DETROIT – The U.S. government's road safety agency is urging automakers to speed up replacement of potentially dangerous Takata air bag inflators. The National Highway Traffic Safety Administration said in a statement Friday that Heidi King, it's top official, has met with 19 affected companies urging them to accelerate the recalls and to post recall plans on their websites. The statement didn't say if automakers agreed to the request and NHTSA did not immediately answer messages left Friday. Automakers missed a Dec. 31 deadline to replace 100 percent of the oldest and most dangerous inflators, and they have been slow to complete the recalls, which began more than 15 years ago. Automakers say it is difficult to get people to take their cars in for repairs, especially with older models.
Two additional deaths in Malaysia were linked to ruptured air bag inflators made by Takata Corp., further damaging the reputation of the Japanese supplier as it works to comply with a U.S. order to expand a record recall. Two fatal Honda car crashes in Malaysia, one on April 16 and the other just last Monday, involved ruptured driver-side air bag inflators made by Takata, according to a statement by Honda Motor Co. The air bags had not been replaced though the two vehicles were included in recalls announced by the authorities, the automaker said. The U.S. National Highway Traffic Safety Administration (NHTSA) on Wednesday ordered Takata to replace as many as 40 million additional air bags in the U.S., more than doubling what has been announced. At least 13 deaths are now linked to the malfunctioning devices, underscoring the scale of the crisis confronting President Shigehisa Takada, who has seen his family company's market value plunge by 75 percent over the past year.
The number of vehicles recalled in Japan hit a record-high 18.99 million units in fiscal 2015, largely affected by a global crisis over Takata Corp.'s faulty air bag inflators, the government said Monday.

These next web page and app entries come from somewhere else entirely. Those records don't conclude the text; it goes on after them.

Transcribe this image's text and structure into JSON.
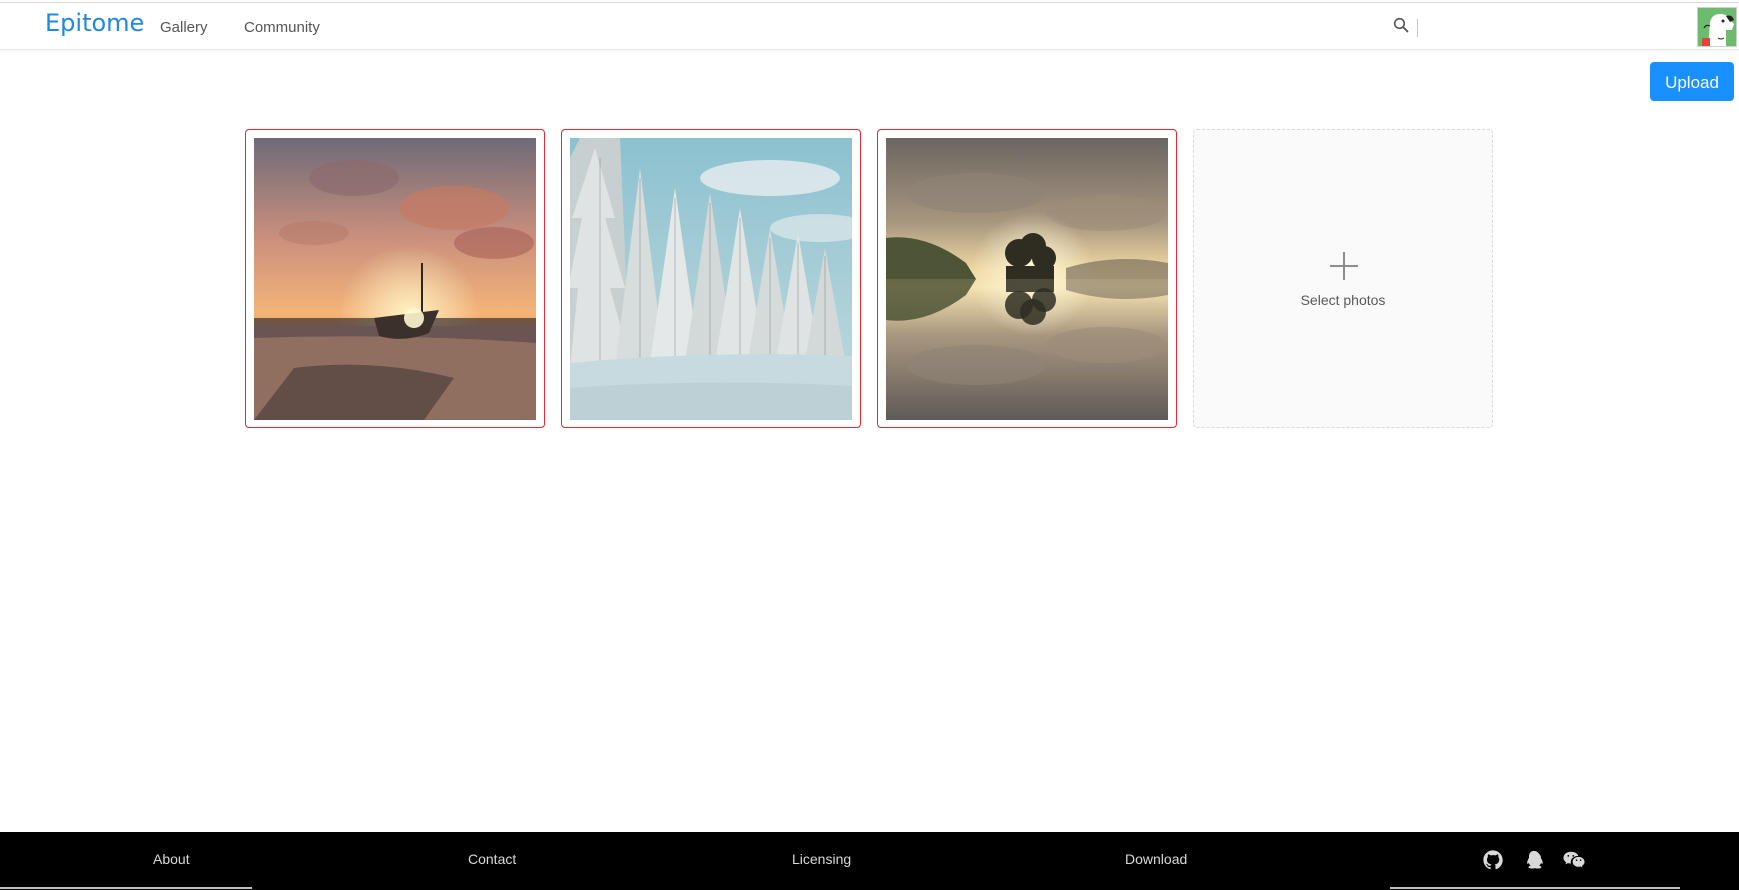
{
  "header": {
    "brand": "Epitome",
    "nav": [
      {
        "label": "Gallery"
      },
      {
        "label": "Community"
      }
    ],
    "search_icon": "search-icon",
    "avatar_icon": "avatar"
  },
  "actions": {
    "upload_label": "Upload"
  },
  "photos": [
    {
      "subject": "boat on beach at sunset",
      "selected": true
    },
    {
      "subject": "snow-covered pine forest",
      "selected": true
    },
    {
      "subject": "lake with tree reflection at sunrise",
      "selected": true
    }
  ],
  "uploader": {
    "icon": "plus-icon",
    "label": "Select photos"
  },
  "footer": {
    "links": [
      {
        "label": "About"
      },
      {
        "label": "Contact"
      },
      {
        "label": "Licensing"
      },
      {
        "label": "Download"
      }
    ],
    "icons": [
      "github-icon",
      "qq-icon",
      "wechat-icon"
    ]
  },
  "colors": {
    "brand": "#1e88e5",
    "primary_button": "#1890ff",
    "selected_border": "#f5222d",
    "footer_bg": "#000000"
  }
}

The figure for the year that ended March 31 nearly doubled from the previous record of 9.55 million for fiscal 2014, the Ministry of Land, Infrastructure, Transport and Tourism said. It hit a record high for the third straight year. Takata-related recalls totaled 9.55 million, compared with 2.20 million the previous year. Since 2008, automakers have called back more than 50 million cars globally due to fears Takata inflators could explode with too much force, spraying metal fragments at passengers.
The transport ministry has ordered the nation's automakers to make further recalls of vehicles fitted with Takata Corp. air bag inflators of the kind being replaced in the United States, ministry officials said Tuesday. The instruction made by the Ministry of Land, Infrastructure, Transport and Tourism could result in a recall of over 5 million units in Japan. This could push the cumulative number of domestic recalls to 20 million. The move comes after the U.S. road safety regulator on May 4 ordered Takata to expand its recall to include all air bag inflators that use ammonium nitrate as propellant and lack a drying agent. The additional order came on top of 28.8 million inflators already recalled in the United States, making the Takata inflator recall the largest product safety recall the U.S. auto industry has ever seen, it said.